[App and web page records]

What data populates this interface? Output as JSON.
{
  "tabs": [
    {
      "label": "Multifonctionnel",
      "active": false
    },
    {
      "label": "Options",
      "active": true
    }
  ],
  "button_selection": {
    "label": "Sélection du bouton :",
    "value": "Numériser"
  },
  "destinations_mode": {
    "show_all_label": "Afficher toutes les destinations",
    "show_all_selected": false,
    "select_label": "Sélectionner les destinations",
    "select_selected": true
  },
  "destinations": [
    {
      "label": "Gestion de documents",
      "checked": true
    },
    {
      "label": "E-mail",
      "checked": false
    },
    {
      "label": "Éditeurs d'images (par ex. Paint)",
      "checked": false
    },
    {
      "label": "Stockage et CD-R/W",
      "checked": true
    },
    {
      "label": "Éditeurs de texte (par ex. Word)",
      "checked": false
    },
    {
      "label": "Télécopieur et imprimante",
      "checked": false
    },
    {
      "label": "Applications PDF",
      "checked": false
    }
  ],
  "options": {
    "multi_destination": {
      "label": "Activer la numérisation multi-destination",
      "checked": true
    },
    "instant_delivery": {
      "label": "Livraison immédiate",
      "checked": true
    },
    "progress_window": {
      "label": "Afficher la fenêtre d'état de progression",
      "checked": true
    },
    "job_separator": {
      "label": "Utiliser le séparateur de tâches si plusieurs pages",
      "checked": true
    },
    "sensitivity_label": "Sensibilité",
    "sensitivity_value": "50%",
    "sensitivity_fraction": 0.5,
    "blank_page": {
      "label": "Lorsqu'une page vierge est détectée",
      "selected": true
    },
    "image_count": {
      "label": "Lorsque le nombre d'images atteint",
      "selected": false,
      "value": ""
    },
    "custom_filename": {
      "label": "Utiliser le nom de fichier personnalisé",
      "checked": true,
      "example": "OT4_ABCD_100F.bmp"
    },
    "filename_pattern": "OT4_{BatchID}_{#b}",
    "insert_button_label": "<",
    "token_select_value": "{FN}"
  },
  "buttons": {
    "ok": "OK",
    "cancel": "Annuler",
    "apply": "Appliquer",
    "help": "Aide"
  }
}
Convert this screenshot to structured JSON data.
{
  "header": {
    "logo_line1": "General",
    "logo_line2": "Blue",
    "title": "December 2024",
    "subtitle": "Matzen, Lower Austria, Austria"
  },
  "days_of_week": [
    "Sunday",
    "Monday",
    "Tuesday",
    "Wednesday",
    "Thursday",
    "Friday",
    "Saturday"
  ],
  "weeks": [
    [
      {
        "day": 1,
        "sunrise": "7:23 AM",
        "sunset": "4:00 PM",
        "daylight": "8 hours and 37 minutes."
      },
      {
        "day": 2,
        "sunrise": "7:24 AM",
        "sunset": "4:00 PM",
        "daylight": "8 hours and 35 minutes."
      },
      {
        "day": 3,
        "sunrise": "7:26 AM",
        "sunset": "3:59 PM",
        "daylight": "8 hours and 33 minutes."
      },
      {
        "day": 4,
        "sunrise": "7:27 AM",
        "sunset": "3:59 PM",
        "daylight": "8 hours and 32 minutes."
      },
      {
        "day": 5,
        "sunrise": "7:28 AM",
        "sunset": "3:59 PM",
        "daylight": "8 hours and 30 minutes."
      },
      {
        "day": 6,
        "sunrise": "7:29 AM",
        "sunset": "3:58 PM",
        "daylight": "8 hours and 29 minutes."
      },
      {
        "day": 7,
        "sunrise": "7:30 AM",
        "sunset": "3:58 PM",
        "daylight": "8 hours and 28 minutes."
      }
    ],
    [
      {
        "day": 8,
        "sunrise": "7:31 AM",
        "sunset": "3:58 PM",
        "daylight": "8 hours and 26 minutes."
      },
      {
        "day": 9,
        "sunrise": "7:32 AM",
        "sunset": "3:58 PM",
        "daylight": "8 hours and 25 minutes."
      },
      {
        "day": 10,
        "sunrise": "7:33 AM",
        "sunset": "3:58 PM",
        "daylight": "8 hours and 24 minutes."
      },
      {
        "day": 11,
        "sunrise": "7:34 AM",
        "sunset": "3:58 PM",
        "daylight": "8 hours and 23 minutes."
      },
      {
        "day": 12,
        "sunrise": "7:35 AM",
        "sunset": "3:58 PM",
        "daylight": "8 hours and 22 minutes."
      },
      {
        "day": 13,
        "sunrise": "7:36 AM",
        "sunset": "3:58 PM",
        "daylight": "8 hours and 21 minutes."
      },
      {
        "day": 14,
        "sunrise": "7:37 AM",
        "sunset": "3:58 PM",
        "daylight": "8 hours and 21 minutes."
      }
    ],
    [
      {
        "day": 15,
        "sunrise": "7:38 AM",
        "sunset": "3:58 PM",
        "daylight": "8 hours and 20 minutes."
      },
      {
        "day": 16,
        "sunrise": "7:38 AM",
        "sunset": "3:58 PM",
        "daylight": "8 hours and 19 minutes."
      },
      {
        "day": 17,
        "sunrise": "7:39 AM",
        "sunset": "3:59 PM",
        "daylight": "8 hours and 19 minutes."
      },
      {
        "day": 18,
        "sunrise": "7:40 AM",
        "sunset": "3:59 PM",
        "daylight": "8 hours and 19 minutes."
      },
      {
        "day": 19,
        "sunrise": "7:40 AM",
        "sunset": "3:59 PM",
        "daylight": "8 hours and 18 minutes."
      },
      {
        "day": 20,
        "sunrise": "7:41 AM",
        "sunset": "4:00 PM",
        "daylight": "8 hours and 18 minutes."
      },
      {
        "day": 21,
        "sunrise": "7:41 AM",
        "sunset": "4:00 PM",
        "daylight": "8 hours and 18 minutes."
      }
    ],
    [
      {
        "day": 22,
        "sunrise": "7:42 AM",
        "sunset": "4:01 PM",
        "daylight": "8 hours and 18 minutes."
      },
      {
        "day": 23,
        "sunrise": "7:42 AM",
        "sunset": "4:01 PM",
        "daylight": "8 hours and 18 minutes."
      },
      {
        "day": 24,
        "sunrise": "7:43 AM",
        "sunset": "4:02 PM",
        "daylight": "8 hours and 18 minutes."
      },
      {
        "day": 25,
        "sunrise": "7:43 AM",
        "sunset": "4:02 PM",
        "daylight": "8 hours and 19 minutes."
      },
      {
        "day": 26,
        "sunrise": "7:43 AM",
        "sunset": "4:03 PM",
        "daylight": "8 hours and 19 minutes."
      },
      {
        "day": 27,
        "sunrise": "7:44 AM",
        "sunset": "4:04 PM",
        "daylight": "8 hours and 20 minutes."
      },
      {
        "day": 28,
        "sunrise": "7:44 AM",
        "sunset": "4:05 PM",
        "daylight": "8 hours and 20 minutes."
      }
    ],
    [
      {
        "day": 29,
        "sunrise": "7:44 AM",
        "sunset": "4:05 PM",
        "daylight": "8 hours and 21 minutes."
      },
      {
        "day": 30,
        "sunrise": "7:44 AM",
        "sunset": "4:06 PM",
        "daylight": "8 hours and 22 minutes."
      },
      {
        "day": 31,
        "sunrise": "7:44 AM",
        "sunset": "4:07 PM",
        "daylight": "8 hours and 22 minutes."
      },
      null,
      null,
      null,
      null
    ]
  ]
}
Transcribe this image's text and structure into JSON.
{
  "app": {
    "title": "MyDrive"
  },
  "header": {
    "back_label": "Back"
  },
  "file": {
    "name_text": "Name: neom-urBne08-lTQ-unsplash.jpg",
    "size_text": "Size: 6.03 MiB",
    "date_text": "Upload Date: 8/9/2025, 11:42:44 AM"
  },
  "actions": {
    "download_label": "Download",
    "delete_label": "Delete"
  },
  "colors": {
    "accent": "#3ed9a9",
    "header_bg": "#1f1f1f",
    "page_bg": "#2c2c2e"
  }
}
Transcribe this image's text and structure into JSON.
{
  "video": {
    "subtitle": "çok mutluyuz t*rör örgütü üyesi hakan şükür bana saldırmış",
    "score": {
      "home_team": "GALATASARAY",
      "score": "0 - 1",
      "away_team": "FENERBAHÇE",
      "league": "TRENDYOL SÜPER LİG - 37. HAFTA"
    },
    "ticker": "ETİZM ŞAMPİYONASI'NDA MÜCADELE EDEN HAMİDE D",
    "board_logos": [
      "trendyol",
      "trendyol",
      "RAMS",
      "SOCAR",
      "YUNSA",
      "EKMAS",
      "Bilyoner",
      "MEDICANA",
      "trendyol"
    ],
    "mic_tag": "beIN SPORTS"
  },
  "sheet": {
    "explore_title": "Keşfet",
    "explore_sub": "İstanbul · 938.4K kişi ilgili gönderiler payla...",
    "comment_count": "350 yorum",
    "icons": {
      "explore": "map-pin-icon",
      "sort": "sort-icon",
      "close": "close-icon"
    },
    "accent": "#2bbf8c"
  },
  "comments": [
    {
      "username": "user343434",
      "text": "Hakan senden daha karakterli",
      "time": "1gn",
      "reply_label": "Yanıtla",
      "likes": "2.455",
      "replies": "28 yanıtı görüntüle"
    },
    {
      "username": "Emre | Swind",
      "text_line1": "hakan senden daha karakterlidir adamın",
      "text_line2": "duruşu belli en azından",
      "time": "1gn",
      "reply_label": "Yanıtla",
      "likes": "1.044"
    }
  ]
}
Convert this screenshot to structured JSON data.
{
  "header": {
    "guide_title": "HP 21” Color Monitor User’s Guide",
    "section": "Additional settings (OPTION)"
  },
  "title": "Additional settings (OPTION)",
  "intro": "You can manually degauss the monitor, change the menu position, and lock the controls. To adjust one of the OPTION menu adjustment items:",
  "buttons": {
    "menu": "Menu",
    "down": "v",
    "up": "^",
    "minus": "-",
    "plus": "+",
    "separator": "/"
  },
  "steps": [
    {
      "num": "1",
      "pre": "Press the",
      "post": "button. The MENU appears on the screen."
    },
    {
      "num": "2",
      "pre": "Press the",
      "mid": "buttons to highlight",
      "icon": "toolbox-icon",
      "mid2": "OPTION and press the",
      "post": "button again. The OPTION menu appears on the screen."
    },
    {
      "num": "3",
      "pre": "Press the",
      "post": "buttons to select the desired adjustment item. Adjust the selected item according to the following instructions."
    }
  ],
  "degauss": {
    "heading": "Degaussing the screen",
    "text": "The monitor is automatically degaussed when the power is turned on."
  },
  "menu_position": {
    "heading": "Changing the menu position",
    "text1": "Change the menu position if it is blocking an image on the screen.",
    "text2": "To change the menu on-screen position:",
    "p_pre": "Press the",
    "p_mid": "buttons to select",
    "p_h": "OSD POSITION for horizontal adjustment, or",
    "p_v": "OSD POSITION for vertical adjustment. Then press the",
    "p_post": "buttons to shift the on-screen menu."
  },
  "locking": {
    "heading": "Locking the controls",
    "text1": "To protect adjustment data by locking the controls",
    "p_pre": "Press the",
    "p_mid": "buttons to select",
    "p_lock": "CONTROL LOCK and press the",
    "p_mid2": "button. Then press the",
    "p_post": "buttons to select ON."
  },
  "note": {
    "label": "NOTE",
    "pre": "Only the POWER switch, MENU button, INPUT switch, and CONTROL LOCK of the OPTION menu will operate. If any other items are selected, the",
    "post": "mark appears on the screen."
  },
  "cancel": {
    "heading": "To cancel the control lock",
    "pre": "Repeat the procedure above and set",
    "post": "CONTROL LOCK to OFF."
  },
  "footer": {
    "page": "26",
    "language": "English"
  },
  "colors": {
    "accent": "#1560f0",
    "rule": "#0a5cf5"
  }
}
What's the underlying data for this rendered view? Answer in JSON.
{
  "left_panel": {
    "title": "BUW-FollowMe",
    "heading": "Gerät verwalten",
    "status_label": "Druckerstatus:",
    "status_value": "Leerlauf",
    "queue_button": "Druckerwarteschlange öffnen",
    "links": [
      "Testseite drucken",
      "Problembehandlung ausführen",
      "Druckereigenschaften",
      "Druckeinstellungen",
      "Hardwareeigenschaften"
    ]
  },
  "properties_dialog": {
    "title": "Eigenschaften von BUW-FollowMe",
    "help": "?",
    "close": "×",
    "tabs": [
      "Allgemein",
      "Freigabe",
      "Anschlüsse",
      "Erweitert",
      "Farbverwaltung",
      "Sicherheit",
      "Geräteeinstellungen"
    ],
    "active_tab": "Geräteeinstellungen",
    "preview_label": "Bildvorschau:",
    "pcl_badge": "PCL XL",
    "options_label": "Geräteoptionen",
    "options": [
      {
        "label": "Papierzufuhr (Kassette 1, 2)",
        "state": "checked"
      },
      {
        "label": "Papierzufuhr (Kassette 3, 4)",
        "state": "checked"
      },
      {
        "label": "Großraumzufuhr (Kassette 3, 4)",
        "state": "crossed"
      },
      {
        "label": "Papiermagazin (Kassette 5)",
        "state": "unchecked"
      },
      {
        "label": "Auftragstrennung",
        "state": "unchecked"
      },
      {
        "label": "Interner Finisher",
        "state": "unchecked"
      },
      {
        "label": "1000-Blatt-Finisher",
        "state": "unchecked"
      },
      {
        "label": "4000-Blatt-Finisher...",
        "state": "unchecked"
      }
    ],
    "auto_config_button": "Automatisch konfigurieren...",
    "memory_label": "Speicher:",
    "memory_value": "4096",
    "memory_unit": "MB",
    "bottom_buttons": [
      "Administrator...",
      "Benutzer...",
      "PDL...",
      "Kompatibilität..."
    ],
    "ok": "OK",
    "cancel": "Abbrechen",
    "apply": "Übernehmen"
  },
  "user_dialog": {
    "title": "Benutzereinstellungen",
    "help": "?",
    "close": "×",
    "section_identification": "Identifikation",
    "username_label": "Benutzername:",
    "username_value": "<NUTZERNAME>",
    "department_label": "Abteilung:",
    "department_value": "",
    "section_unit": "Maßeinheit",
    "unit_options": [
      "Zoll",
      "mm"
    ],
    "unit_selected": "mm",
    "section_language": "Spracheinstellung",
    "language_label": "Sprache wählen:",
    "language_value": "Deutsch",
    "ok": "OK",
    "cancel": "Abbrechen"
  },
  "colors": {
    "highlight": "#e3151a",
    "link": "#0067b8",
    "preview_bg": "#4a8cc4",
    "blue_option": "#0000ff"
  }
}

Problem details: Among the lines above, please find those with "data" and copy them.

Response to this task:
What data populates this interface? Output as JSON.
Convert this screenshot to structured JSON data.
Convert this screenshot to structured JSON data.
    "text1": "To protect adjustment data by locking the controls",
What's the underlying data for this rendered view? Answer in JSON.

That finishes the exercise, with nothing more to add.